Exercise input section start

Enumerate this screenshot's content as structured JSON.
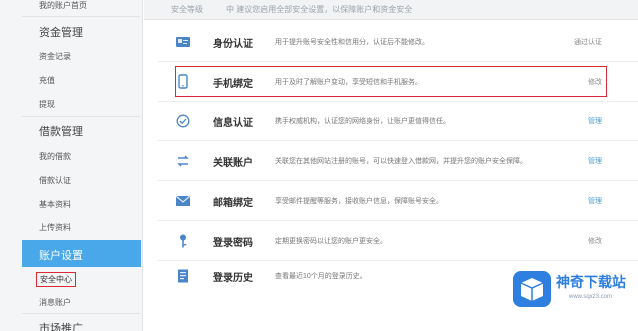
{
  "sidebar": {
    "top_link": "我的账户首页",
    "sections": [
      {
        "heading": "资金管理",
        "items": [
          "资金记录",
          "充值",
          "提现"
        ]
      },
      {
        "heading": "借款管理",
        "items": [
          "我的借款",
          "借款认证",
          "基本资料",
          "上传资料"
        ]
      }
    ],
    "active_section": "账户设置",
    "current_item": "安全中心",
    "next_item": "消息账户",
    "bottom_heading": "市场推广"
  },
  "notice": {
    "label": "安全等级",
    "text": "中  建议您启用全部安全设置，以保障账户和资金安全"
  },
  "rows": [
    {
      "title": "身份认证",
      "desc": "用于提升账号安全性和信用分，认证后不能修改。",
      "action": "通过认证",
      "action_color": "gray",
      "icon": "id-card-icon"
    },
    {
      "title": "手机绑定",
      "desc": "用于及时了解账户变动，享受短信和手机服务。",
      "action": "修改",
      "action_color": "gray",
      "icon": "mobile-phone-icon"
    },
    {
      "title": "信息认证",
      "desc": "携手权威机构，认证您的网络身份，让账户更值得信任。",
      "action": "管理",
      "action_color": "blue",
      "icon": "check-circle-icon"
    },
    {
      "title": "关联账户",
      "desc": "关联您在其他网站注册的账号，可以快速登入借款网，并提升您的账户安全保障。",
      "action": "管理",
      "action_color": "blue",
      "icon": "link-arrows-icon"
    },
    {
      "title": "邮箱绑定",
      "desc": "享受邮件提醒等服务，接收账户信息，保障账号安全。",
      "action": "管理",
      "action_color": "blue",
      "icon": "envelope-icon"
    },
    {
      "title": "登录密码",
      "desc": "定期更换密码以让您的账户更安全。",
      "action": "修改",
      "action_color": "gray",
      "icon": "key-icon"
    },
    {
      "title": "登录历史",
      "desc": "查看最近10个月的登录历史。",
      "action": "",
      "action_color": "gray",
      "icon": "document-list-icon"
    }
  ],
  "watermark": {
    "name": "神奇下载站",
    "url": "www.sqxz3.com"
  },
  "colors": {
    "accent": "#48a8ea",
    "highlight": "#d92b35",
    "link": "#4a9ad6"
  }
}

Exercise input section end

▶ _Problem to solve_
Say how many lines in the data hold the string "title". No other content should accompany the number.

▶ _Response box_
7